1.6157 (1990)
1.8800 (1989)
1.7562 (1988)
Fiscal year:
calendar year

Transportation

Railroads:
total: 43,457 km
standard gauge: 43,190 km (electrified 16,694 km)
narrow gauge: 267 km (1994)
Highways:
total: 636,282 km
paved: 501,282 km (10,955 km of autobahn)
unpaved: 135,000 km (1991)
Inland waterways:
western:
5,222 km, of which almost 70% are usable by craft of 1,000-metric-ton capacity or larger; major rivers include the Rhine and Elbe; Kiel Canal is an important connection between the Baltic Sea and North Sea
eastern:
2,319 km (1988)
Pipelines:
crude oil 3,644 km
petroleum products 3,946 km
natural gas 97,564 km (1988)
Ports:
Berlin, Bonn, Brake, Bremen, Bremerhaven, Brunsbüttel, Cuxhaven, Cologne, Dresden, Duisburg, Emden, Hamburg, Karlsruhe, Kiel, Lübeck, Magdeburg, Mannheim, Rostock, Saßnitz, Stralsund, Stuttgart, Wilhelmshaven, Wismar
Merchant marine:
total: 481 ships (1,000 GRT or over) totaling 5,065,074 GRT/6,409,198 DWT
ships by type: barge carrier 6, bulk 8, cargo 224, chemical tanker 16, combination bulk 4, combination ore/oil 5, container 158, liquefied gas tanker 13, oil tanker 10, passenger 3, railcar carrier 4, refrigerated cargo 7, roll-on/roll-off cargo 18, short-sea passenger 5
Note: the German register includes ships of the former East and West Germany
Airports:
total: 660
with paved runways over 3,047 m: 13
with paved runways 2,438 to 3,047 m: 64
with paved runways 1,524 to 2,437 m: 68
with paved runways 914 to 1,523 m: 53
with paved runways under 914 m: 381
with unpaved runways over 3,047 m: 2
with unpaved runways 2,438 to 3,047 m: 8
with unpaved runways 1,524 to 2,438 m: 9
with unpaved runways 914 to 1,523 m: 62

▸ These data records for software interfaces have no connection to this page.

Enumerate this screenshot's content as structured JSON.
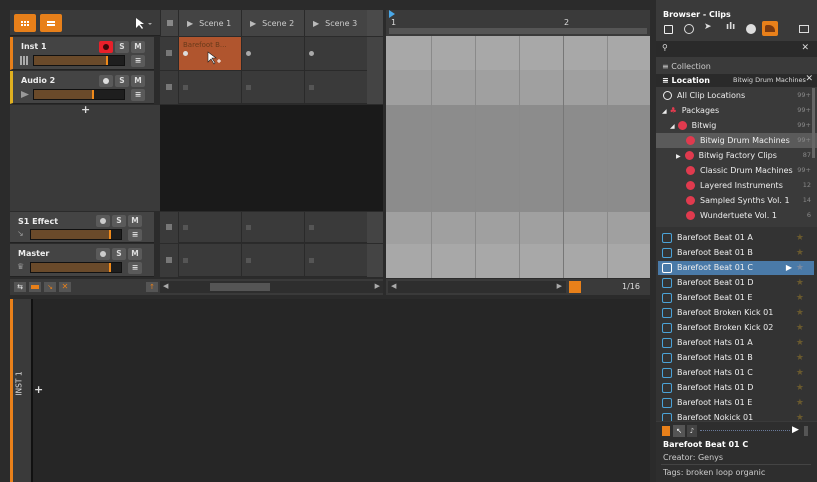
{
  "colors": {
    "accent": "#f08a1a",
    "record": "#e8202a",
    "selected_row": "#4a7aa8",
    "browser_icon": "#e03a4e"
  },
  "scenes": [
    {
      "label": "Scene 1"
    },
    {
      "label": "Scene 2"
    },
    {
      "label": "Scene 3"
    }
  ],
  "tracks": [
    {
      "name": "Inst 1",
      "mute": "M",
      "solo": "S"
    },
    {
      "name": "Audio 2",
      "mute": "M",
      "solo": "S"
    },
    {
      "name": "S1 Effect",
      "mute": "M",
      "solo": "S"
    },
    {
      "name": "Master",
      "mute": "M",
      "solo": "S"
    }
  ],
  "clip": {
    "label": "Barefoot B..."
  },
  "arranger": {
    "bar1": "1",
    "bar2": "2",
    "grid": "1/16"
  },
  "bottom": {
    "track_label": "INST 1"
  },
  "browser": {
    "title": "Browser - Clips",
    "collection": "Collection",
    "location": "Location",
    "location_value": "Bitwig Drum Machines",
    "locations": [
      {
        "label": "All Clip Locations",
        "count": "99+"
      },
      {
        "label": "Packages",
        "count": "99+"
      },
      {
        "label": "Bitwig",
        "count": "99+"
      },
      {
        "label": "Bitwig Drum Machines",
        "count": "99+"
      },
      {
        "label": "Bitwig Factory Clips",
        "count": "87"
      },
      {
        "label": "Classic Drum Machines",
        "count": "99+"
      },
      {
        "label": "Layered Instruments",
        "count": "12"
      },
      {
        "label": "Sampled Synths Vol. 1",
        "count": "14"
      },
      {
        "label": "Wundertuete Vol. 1",
        "count": "6"
      }
    ],
    "files": [
      "Barefoot Beat 01 A",
      "Barefoot Beat 01 B",
      "Barefoot Beat 01 C",
      "Barefoot Beat 01 D",
      "Barefoot Beat 01 E",
      "Barefoot Broken Kick 01",
      "Barefoot Broken Kick 02",
      "Barefoot Hats 01 A",
      "Barefoot Hats 01 B",
      "Barefoot Hats 01 C",
      "Barefoot Hats 01 D",
      "Barefoot Hats 01 E",
      "Barefoot Nokick 01"
    ],
    "selected_index": 2,
    "info": {
      "name": "Barefoot Beat 01 C",
      "creator": "Creator: Genys",
      "tags": "Tags: broken loop organic"
    }
  }
}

Communications

Telecommunications:
western:
40,300,000 telephones; highly developed, modern telecommunication service to all parts of the country; fully adequate in all respects; intensively developed, highly redundant cable and microwave radio relay networks, all completely automatic
local:
very modern
intercity:
domestic satellite, microwave radio relay, and cable systems
international:
12 INTELSAT (Atlantic Ocean), 2 INTELSAT (Indian Ocean), and 1 EUTELSAT earth station; 2 HF radiocommunication centers; tropospheric scatter links
eastern:
3,970,000 telephones; badly needs modernization
local:
NA
intercity:
NA
international:
1 INTELSAT earth station and 1 Intersputnik system
Radio:
western:
broadcast stations:
AM 80, FM 470, shortwave 0
eastern:
broadcast stations:
AM 23, FM 17, shortwave 0
radios: 67 million
Television:
broadcast stations:
246 (repeaters 6,000); note - there are 15 Russian repeaters in eastern Germany
televisions:
25 million in western Germany, 6 million in eastern Germany

Defense Forces

Branches:
Army, Navy (includes Naval Air Arm), Air Force, Border Police, Coast Guard
Manpower availability:
males age 15-49: 20,274,127
fit for military service: 17,472,940
reach military age (18) annually 428,082 (1995 est.)
Defense expenditures:
exchange rate conversion - $40 billion, 1.8% of GDP (1995 est.)

HTML-Version by Heiko Schlichting
updated 13.04.96 by Vera Heinau
outdated 18.07.2000 by Heiko Schlichting.